In quick succession, Singapore authorities recently announced arrests and launched investigations to look into several bad online behavior.In one case, a gang lured young single men into exposing themselves in front of Webcams and committing other unspecified cybersex acts before proceeding to blackmail them.
This ZDNet blog is hosted by lawyers from two law firms, Pinsent Masons and Olswang, who specialize in the Asia-Pacific ICT sector.
Over the last week, three separate actions by political and business leaders in Singapore against a political Web site and a blogger have sent everyone scrambling for their defamation textbooks.These have unearthed some issues...
A lawsuit filed in Massachusetts, United States, may have implications on end-users who leave their Wi-Fi networks unsecured.San Diego-based Liberty Media, which produces adult content, has accused 50 or so people for negligence in allowing their wireless networks to be used for accessing BitTorrent to download a certain gay movie.
A while ago I wrote about what Asia needs to know about the Protect IP Act, as well as the Stop Online Piracy Act, also known as SOPA.It is also fascinating to watch the events of the last few days where SOPA and PIPA were on the verge of being introduced as legislation in the U.

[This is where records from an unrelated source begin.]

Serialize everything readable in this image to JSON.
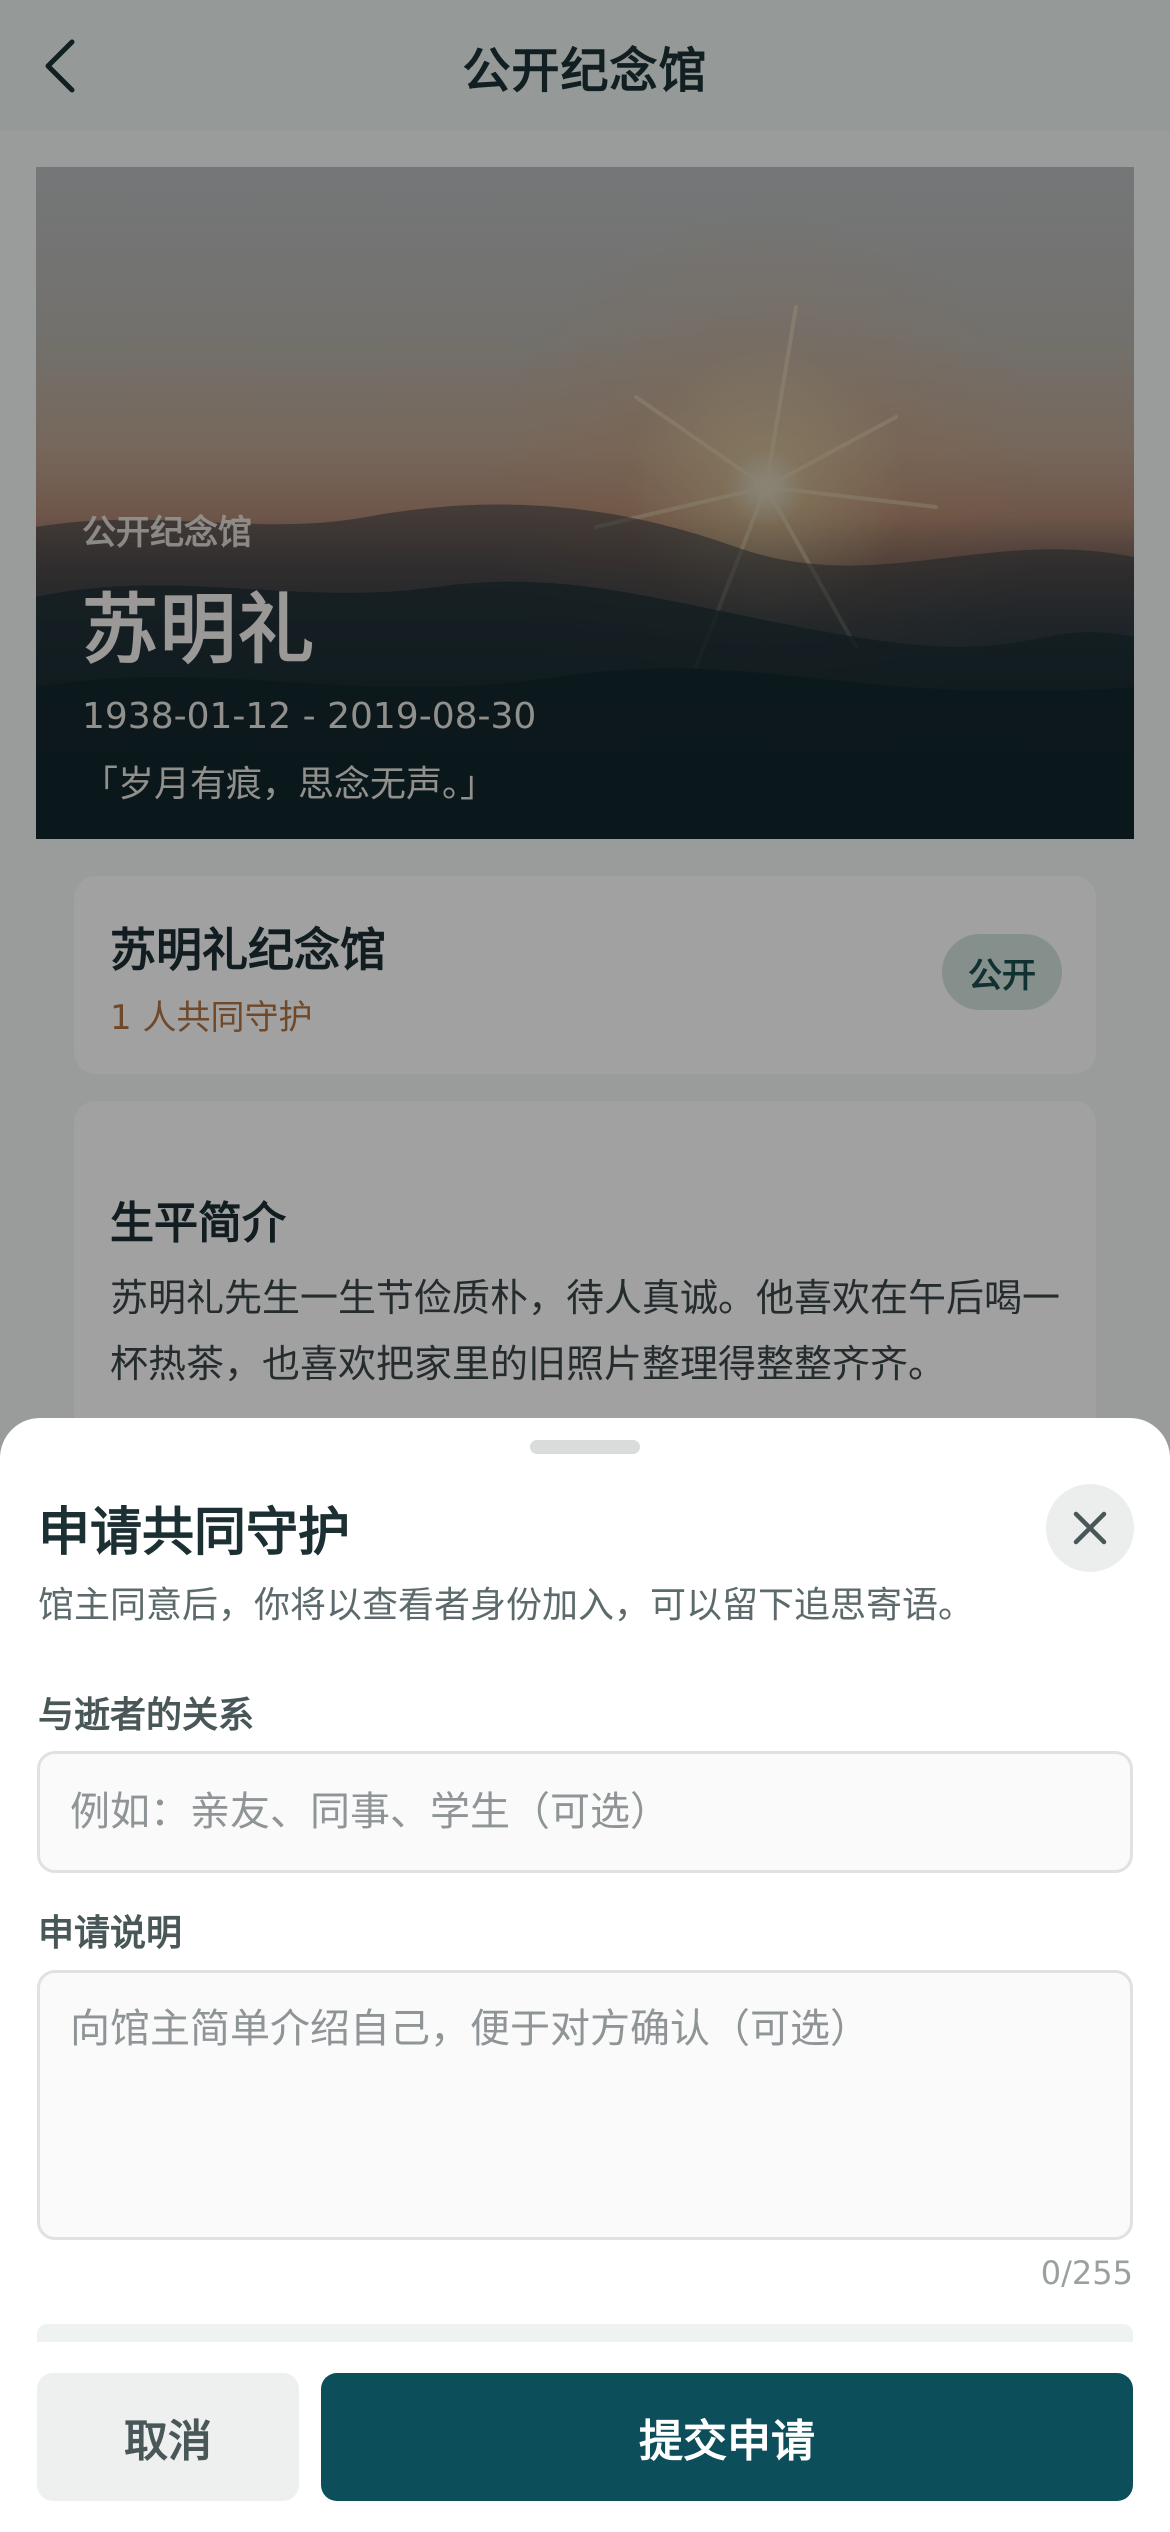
{
  "nav": {
    "title": "公开纪念馆",
    "back_icon": "chevron-left-icon"
  },
  "hero": {
    "label": "公开纪念馆",
    "name": "苏明礼",
    "dates": "1938-01-12 - 2019-08-30",
    "quote": "「岁月有痕，思念无声。」"
  },
  "memorial_card": {
    "title": "苏明礼纪念馆",
    "guardians": "1 人共同守护",
    "badge": "公开"
  },
  "bio": {
    "title": "生平简介",
    "text": "苏明礼先生一生节俭质朴，待人真诚。他喜欢在午后喝一杯热茶，也喜欢把家里的旧照片整理得整整齐齐。"
  },
  "sheet": {
    "title": "申请共同守护",
    "description": "馆主同意后，你将以查看者身份加入，可以留下追思寄语。",
    "relation_label": "与逝者的关系",
    "relation_placeholder": "例如：亲友、同事、学生（可选）",
    "note_label": "申请说明",
    "note_placeholder": "向馆主简单介绍自己，便于对方确认（可选）",
    "counter": "0/255",
    "cancel_label": "取消",
    "submit_label": "提交申请",
    "close_icon": "close-icon"
  },
  "colors": {
    "primary": "#0c4f5b",
    "accent_orange": "#b27443",
    "badge_bg": "#d3e4df",
    "nav_bg": "#ecf3f0"
  }
}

The new year brought news that a prominent startup had folded and, with the newspapers incessantly warning of a worsening economic climate, I thought it would be good to reflect on some tips that startups sometimes ignore--intentionally or otherwise. There will be a myriad of reasons why startups fail, and attempting to answer all in one blog post is impossible.

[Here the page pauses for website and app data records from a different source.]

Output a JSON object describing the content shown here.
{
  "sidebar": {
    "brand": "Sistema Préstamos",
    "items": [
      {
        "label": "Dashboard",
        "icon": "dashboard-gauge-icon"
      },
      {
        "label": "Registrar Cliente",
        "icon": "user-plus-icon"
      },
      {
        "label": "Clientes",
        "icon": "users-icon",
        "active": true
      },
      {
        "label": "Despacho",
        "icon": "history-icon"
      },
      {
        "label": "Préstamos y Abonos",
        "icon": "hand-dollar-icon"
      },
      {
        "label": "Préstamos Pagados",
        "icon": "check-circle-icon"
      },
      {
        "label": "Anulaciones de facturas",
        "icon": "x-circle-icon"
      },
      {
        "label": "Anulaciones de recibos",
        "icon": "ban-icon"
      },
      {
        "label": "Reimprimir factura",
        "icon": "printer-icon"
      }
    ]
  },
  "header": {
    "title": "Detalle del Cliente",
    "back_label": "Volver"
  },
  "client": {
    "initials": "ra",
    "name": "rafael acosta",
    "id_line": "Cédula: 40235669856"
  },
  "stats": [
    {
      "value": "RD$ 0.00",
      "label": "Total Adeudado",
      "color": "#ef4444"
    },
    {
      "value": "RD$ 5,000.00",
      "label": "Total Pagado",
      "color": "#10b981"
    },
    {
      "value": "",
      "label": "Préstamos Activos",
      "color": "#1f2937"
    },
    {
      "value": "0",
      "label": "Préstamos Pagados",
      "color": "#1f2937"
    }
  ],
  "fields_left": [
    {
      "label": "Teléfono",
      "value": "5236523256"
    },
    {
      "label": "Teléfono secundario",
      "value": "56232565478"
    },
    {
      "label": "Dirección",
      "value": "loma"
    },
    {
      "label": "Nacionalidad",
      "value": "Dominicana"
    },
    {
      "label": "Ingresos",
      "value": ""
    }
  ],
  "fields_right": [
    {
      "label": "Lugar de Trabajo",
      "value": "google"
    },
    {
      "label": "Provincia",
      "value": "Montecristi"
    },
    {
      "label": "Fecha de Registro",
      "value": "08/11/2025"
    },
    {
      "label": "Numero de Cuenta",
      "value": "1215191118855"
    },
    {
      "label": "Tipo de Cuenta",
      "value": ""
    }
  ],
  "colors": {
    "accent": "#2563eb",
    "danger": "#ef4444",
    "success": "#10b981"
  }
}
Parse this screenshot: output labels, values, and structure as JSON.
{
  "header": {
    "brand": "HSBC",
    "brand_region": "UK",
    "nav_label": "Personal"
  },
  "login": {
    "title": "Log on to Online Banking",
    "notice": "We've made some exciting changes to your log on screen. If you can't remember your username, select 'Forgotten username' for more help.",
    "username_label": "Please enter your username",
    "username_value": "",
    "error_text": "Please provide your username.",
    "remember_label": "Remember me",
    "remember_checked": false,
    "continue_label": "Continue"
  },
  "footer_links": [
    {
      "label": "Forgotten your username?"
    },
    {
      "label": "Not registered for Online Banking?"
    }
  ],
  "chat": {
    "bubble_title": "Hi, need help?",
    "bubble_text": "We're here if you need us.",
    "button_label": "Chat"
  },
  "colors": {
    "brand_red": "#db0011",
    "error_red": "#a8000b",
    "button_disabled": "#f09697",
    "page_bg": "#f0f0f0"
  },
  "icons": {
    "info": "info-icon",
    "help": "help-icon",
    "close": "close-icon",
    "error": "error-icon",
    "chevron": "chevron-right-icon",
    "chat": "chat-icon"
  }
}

Ever knocked off a few years in your online profile? Fifteen years ago, I posted a profile picture which had me leaning on the bonnet of a BMW convertible (it was my friend's).
Like I've always said, it has taken some time to come but when it comes, it will arrive in full splendor.Those of us monitoring the implementation of Singapore's data protection legislation would have noticed the deluge of official information which only points to its impending arrival.

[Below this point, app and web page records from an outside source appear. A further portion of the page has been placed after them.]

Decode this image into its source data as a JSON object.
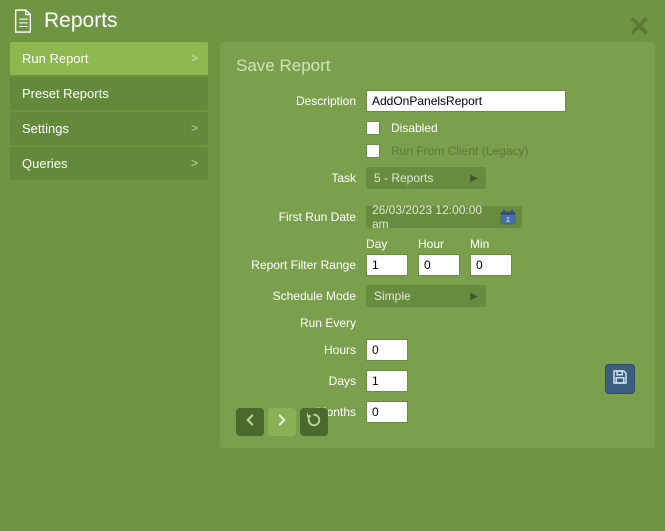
{
  "window": {
    "title": "Reports"
  },
  "sidebar": {
    "items": [
      {
        "label": "Run Report",
        "active": true,
        "expandable": true
      },
      {
        "label": "Preset Reports",
        "active": false,
        "expandable": false
      },
      {
        "label": "Settings",
        "active": false,
        "expandable": true
      },
      {
        "label": "Queries",
        "active": false,
        "expandable": true
      }
    ]
  },
  "form": {
    "section_title": "Save Report",
    "labels": {
      "description": "Description",
      "disabled": "Disabled",
      "run_from_client": "Run From Client (Legacy)",
      "task": "Task",
      "first_run_date": "First Run Date",
      "report_filter_range": "Report Filter Range",
      "schedule_mode": "Schedule Mode",
      "run_every": "Run Every",
      "hours": "Hours",
      "days": "Days",
      "months": "Months",
      "day": "Day",
      "hour": "Hour",
      "min": "Min"
    },
    "values": {
      "description": "AddOnPanelsReport",
      "disabled": false,
      "run_from_client": false,
      "task": "5 - Reports",
      "first_run_date": "26/03/2023 12:00:00 am",
      "filter_day": "1",
      "filter_hour": "0",
      "filter_min": "0",
      "schedule_mode": "Simple",
      "every_hours": "0",
      "every_days": "1",
      "every_months": "0"
    }
  }
}
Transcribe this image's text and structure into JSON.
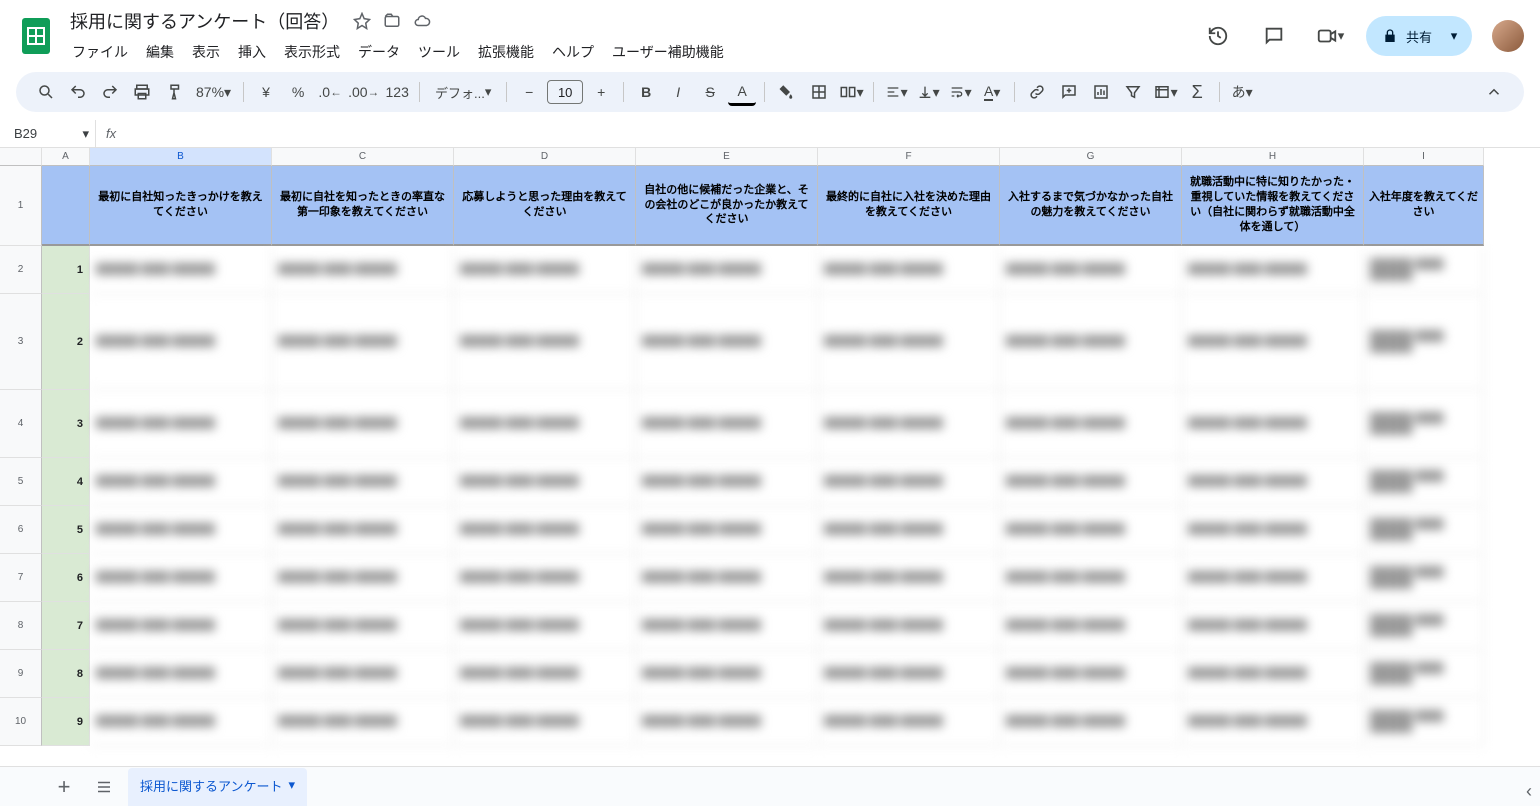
{
  "doc": {
    "title": "採用に関するアンケート（回答）"
  },
  "menubar": [
    "ファイル",
    "編集",
    "表示",
    "挿入",
    "表示形式",
    "データ",
    "ツール",
    "拡張機能",
    "ヘルプ",
    "ユーザー補助機能"
  ],
  "share_label": "共有",
  "toolbar": {
    "zoom": "87%",
    "font": "デフォ...",
    "font_size": "10",
    "locale": "あ"
  },
  "name_box": "B29",
  "columns": [
    "A",
    "B",
    "C",
    "D",
    "E",
    "F",
    "G",
    "H",
    "I"
  ],
  "selected_col": "B",
  "headers": [
    "",
    "最初に自社知ったきっかけを教えてください",
    "最初に自社を知ったときの率直な第一印象を教えてください",
    "応募しようと思った理由を教えてください",
    "自社の他に候補だった企業と、その会社のどこが良かったか教えてください",
    "最終的に自社に入社を決めた理由を教えてください",
    "入社するまで気づかなかった自社の魅力を教えてください",
    "就職活動中に特に知りたかった・重視していた情報を教えてください（自社に関わらず就職活動中全体を通して）",
    "入社年度を教えてください"
  ],
  "row_numbers": [
    "1",
    "2",
    "3",
    "4",
    "5",
    "6",
    "7",
    "8",
    "9",
    "10"
  ],
  "data_ids": [
    "1",
    "2",
    "3",
    "4",
    "5",
    "6",
    "7",
    "8",
    "9"
  ],
  "row_heights": [
    "row-norm",
    "row-tall",
    "row-med",
    "row-norm",
    "row-norm",
    "row-norm",
    "row-norm",
    "row-norm",
    "row-norm"
  ],
  "sheet_tab": "採用に関するアンケート"
}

Maybe it is the fact that my wife is giving a radio interview this evening on what it took to start her online maternity store. Or perhaps it's because I've been rubbing shoulders with a number of startups these past weeks at work that prompted this post.
I have not come to bury nor praise Steve Jobs--he was indeed (insanely) great at what he did at Apple, NeXT and Pixar. I wanted to talk about a fairly common occurrence for fast-growing tech companies--what happens when your talisman has to leave to answer a higher calling?
Among a raft of changes proposed to Singapore's Evidence Act, the removal of sections 35 and 36 concerning computer evidence is one that all technologists should look out for.The removal of the sections does not mean that computer evidence is no longer accepted as court evidence.
I've been reading a judgement from the English courts concerning a botched 40 million pound (US$62.7 million) CRM (customer relationship management) project which EDS was supposed to carry out for BSkyB.
It's been a long time coming but the end is near--yesterday, the Singapore government announced its public consultation for the country's data protection regime.Coming from a point where none existed (at least generally), the legislation has the potential of cutting across all sectors.
The Preventing Real Online Threats to Economic Creativity and Theft of Intellectual Property Act of 2011 (Protect IP Act) is a controversial bill which was introduced in the U.S.
The dust has settled from the great tussle that Singapore's General Elections 2011 (or 'watershed elections' as some put it). We know that the use of social media by the politicians and by citizenry was liberalized and resulted in a lot of interest.
The story goes: "A little boy goes to school and gets his test paper back marked 'XXX'. He asks his mother what it means and gets a shelling.